- At claim time the valuations provide proof you had the item or items, and proof of their value. Without them you may end up with an unfair settlement, and no way of proving it.
- The valuation reports will increase your chances of successful recovery by the Police.
To assist me with this, I spoke to expert insurance broker Mike Nightingale from Flint Insurance. This is what he told me.
"As an insurance broker looking after wealthy individuals and high profile figures, we are well placed to comment on the value of accurate and current jewellery valuations. As a rule, we advise our clients to refresh valuations every three years, particularly for larger pieces. The importance of a valuation cannot be overstated when settling an insurance claim following loss, damage or theft. We were recently able to settle a claim on behalf of a client within a matter of hours on the basis we could provide a recent current description and valuation to support the loss."
It was only a few years ago that the exchange rate from US dollars to Sterling was much greater than it is now. In fact if you have a valuation certificate that was last updated in 2009, you can be sure your jewellery is worth around 40% more today than it was then. Part of this is due to inflation but a large part of this is due to the exchange rate.
Another reason the insurance companies insisting on you having your valuations updated, is so that the jeweller can also check the setting whilst he is apprising the jewellery.
In the sad event of a claim on your policy being required the Insurance Company will want some proof of ownership, and proof of the value of the item. Once the claim is accepted, the current value or values will be re-calculated from the item description in your valuation. This is why the description is the most important part of your jewellery valuation.

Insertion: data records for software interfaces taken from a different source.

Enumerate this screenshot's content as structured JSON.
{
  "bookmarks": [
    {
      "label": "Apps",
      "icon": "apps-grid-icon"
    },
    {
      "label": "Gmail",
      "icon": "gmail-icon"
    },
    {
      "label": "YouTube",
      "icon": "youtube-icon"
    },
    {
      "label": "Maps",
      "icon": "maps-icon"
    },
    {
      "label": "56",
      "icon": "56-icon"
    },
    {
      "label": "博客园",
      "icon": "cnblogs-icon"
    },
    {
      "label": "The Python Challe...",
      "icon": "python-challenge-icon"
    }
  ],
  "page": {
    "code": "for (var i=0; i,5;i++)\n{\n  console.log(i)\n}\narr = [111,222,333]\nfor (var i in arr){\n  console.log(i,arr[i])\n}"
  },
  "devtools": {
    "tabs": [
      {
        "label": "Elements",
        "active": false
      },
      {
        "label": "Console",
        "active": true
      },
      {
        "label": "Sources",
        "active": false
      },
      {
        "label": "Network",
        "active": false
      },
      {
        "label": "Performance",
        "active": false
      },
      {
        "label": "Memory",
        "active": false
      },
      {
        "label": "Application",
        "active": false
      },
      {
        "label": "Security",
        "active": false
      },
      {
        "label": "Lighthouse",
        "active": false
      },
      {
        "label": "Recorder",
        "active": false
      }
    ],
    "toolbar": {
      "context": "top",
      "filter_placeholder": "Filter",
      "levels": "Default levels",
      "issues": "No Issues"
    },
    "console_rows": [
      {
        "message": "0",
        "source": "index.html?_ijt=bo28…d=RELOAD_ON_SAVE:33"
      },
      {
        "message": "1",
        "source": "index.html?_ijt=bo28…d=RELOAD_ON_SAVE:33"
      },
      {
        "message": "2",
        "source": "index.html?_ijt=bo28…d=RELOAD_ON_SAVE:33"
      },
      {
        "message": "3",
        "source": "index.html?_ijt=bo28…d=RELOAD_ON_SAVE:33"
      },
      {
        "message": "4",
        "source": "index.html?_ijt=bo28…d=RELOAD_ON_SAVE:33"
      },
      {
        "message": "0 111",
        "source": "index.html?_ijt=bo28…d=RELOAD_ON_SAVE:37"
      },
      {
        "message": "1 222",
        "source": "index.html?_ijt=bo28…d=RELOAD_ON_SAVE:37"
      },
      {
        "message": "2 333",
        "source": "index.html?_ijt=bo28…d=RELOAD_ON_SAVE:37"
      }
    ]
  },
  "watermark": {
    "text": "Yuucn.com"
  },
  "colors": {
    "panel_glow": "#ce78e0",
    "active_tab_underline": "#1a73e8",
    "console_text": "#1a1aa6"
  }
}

It is a popular misconception by policy holders that the Insurance Company will payout what ever value is stated on the valuation. When you send your valuation copies in to your broker or insurance company, it represents the amount you want your jewellery covered for, and forms the basis for the premium calculation. By accepting the valuation the insurance company is not promising to pay the valued amount. This is because they are insuring the item, not the valuation. Claims are settled on the value of the item at the time of loss. All of which is why the accuracy and detail of the description in the valuation is so important.